* [THE TASK]
Report all lines of the data below that hold the word "price".

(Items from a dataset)
/---

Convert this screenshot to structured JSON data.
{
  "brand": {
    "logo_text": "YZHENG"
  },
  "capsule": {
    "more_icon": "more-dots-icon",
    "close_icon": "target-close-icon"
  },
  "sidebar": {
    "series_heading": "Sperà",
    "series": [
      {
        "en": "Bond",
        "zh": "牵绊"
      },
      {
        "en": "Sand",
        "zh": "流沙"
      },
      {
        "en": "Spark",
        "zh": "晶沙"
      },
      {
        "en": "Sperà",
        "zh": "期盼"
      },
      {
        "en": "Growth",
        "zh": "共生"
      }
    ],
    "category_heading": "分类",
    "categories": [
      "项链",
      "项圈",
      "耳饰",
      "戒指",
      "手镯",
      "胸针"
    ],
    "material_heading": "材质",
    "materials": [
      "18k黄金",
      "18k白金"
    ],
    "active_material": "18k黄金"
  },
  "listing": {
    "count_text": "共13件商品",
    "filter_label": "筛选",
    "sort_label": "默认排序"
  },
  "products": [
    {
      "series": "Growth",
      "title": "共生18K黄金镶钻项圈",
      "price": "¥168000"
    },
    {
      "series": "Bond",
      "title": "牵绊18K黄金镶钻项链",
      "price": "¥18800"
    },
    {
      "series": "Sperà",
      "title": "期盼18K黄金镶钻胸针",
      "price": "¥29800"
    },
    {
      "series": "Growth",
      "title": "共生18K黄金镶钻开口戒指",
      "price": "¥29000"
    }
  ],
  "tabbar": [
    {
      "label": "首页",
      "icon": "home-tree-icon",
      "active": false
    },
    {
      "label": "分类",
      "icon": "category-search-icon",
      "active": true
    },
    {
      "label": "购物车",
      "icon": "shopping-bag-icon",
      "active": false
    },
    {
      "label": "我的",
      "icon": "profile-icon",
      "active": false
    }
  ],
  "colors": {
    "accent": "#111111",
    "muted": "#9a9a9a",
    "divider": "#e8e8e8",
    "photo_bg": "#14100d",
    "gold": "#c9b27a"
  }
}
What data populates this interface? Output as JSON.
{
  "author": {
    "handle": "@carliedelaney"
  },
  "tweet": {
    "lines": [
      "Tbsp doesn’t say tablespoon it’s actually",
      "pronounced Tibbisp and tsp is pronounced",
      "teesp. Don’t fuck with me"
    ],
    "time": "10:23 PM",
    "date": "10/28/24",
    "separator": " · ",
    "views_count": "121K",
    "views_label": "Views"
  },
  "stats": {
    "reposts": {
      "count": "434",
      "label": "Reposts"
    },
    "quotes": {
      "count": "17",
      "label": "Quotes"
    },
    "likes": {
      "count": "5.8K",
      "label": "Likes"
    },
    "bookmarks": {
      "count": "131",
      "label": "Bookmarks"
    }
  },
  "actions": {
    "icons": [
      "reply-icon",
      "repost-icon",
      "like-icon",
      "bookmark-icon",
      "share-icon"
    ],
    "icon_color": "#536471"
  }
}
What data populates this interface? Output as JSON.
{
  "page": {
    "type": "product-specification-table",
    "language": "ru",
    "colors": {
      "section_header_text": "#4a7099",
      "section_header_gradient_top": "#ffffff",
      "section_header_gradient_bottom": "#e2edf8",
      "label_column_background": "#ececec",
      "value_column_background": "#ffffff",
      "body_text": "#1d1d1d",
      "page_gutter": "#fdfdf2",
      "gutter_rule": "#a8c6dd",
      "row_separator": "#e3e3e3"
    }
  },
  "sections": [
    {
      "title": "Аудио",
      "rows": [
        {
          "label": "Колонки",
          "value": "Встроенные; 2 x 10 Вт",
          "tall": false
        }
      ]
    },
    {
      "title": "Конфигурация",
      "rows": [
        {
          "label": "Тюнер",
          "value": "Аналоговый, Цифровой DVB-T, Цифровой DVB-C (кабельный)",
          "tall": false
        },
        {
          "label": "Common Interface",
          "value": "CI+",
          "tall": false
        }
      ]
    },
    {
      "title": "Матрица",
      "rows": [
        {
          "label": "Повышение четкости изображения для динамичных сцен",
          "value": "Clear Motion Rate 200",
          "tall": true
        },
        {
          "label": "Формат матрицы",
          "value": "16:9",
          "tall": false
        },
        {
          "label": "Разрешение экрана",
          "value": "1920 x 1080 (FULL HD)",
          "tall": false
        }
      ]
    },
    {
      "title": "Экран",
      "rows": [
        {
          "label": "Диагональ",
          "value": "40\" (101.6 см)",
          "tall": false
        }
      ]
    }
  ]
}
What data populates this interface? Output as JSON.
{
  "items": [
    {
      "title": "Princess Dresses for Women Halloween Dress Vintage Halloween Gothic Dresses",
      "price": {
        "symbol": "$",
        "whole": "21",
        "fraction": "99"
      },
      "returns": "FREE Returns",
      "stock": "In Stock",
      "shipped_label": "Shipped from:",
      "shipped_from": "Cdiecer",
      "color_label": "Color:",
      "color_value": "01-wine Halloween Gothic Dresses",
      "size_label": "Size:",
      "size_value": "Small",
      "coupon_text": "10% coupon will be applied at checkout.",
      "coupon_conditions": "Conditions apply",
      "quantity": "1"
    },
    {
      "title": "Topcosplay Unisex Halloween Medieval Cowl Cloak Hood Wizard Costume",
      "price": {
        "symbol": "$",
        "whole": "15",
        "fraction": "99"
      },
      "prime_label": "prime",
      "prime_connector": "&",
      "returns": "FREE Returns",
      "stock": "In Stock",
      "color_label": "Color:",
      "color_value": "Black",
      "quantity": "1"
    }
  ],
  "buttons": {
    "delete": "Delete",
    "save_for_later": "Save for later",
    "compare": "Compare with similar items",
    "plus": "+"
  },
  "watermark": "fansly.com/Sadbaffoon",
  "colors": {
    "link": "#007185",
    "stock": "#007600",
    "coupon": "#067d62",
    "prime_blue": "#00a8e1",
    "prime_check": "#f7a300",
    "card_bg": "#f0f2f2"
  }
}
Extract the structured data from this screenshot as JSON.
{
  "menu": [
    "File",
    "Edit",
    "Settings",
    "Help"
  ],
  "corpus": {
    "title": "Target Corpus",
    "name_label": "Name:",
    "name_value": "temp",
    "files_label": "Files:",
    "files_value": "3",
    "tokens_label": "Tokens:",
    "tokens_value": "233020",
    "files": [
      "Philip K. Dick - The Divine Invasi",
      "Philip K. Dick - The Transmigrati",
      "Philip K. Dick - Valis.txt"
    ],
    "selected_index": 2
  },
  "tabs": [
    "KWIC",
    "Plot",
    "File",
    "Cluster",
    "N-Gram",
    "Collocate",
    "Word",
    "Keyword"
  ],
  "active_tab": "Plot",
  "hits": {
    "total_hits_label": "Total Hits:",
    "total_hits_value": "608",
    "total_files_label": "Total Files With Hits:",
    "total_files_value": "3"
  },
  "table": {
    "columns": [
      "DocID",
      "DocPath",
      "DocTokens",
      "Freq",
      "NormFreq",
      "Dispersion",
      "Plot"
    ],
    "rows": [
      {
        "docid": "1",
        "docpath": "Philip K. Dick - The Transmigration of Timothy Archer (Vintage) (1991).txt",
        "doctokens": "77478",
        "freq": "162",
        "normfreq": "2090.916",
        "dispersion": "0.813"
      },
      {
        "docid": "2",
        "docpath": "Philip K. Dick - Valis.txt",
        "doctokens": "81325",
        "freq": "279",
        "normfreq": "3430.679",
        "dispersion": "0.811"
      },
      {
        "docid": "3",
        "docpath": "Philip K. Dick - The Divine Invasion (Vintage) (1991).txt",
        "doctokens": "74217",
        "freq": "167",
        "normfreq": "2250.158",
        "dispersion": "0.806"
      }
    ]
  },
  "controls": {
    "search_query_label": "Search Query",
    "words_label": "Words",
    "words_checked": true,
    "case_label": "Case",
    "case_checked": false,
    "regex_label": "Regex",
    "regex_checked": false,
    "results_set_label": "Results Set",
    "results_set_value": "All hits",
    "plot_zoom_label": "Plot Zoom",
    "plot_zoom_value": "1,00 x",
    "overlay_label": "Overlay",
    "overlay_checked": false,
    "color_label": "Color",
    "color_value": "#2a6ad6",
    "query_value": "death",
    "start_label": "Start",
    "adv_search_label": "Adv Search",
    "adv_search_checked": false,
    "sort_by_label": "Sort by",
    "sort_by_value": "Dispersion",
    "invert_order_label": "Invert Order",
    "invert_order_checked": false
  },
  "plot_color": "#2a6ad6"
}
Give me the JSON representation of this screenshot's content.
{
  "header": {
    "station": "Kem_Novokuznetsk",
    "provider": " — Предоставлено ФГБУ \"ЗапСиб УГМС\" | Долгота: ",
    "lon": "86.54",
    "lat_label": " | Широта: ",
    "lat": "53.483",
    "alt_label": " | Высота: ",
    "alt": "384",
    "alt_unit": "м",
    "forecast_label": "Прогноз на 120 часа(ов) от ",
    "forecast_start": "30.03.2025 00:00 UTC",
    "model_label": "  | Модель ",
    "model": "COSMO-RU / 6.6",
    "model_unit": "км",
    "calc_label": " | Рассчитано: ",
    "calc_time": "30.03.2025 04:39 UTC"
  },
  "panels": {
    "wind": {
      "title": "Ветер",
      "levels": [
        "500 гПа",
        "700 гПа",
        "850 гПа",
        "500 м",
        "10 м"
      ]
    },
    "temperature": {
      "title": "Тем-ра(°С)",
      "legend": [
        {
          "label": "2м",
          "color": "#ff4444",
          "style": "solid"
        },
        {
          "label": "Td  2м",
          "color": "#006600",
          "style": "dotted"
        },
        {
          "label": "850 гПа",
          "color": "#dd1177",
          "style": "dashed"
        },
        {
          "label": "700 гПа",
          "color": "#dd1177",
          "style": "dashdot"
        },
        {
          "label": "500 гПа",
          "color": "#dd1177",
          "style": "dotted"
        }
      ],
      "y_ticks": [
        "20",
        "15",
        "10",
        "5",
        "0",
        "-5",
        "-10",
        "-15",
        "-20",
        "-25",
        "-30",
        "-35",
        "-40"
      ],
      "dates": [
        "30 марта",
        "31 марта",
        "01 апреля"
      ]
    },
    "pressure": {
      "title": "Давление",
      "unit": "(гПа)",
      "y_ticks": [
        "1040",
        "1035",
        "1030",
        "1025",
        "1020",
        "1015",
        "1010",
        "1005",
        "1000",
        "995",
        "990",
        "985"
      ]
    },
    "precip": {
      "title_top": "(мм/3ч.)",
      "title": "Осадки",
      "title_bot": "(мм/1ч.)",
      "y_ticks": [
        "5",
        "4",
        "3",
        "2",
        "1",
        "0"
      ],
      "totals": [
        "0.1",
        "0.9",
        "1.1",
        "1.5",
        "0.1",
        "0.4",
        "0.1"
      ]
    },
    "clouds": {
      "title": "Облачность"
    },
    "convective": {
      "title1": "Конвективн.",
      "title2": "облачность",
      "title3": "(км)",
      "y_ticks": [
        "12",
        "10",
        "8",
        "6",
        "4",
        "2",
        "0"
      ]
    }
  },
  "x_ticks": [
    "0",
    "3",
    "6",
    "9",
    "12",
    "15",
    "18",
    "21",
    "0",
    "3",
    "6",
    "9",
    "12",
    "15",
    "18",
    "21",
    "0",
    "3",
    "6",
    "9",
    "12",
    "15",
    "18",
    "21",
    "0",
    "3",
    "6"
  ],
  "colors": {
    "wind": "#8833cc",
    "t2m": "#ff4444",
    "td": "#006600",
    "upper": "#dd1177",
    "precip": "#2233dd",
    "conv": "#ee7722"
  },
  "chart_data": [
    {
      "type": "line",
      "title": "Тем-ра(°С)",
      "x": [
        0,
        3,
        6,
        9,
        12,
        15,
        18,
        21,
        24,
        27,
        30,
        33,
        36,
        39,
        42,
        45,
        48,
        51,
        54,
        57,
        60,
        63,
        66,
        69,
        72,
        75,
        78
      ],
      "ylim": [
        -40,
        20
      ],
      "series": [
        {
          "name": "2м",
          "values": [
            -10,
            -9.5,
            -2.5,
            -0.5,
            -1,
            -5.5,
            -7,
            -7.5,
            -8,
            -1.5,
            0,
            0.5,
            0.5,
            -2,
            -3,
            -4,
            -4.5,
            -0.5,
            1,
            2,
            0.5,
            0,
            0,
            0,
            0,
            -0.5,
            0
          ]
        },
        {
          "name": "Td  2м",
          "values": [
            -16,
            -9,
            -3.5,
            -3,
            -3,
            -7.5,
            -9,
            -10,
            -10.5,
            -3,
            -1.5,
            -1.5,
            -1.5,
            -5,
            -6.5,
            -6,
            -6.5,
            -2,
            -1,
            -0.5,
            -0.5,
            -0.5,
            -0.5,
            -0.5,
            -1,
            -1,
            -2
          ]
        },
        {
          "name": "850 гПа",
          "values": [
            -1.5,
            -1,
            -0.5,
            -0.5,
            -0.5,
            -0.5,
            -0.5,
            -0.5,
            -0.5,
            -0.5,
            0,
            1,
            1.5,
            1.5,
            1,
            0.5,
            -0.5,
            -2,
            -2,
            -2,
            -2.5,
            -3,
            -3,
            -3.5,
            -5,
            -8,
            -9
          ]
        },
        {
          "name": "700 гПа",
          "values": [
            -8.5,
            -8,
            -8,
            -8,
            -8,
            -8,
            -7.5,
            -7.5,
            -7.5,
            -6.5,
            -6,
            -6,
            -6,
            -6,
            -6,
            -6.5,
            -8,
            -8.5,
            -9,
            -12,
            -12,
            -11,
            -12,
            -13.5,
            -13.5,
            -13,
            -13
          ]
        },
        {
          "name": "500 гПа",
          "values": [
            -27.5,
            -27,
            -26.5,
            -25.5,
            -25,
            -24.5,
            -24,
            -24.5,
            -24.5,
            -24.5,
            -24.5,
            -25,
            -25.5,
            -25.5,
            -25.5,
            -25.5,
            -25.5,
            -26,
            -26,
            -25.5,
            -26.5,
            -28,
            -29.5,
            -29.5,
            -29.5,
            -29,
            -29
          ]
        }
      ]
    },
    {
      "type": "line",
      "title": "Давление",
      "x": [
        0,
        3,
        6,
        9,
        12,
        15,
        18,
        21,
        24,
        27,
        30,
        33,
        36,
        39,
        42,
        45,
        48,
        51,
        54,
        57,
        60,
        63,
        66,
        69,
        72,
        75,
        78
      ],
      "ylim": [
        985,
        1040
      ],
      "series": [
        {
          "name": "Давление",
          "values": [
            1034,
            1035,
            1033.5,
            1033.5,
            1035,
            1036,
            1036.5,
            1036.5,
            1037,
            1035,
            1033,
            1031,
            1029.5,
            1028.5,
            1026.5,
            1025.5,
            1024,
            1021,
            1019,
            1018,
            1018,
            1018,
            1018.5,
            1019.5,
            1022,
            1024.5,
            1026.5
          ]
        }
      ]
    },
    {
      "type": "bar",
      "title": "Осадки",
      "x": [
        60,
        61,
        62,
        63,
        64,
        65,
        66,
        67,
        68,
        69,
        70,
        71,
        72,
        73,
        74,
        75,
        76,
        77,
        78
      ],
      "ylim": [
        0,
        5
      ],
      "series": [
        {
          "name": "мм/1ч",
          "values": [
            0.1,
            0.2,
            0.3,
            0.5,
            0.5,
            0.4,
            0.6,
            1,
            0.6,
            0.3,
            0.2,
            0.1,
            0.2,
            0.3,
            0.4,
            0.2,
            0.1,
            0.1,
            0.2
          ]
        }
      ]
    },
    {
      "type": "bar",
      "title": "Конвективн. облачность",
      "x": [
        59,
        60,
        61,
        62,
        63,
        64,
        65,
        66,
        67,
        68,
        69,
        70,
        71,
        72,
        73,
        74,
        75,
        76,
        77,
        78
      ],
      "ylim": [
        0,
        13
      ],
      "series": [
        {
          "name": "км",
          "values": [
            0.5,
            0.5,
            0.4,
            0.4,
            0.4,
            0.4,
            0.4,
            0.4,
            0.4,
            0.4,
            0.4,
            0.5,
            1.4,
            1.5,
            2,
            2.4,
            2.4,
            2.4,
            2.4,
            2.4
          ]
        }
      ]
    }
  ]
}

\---

* [SOLUTION BELOW]
      "price": "¥168000"
      "price": "¥18800"
      "price": "¥29800"
      "price": "¥29000"
      "price": {
      "price": {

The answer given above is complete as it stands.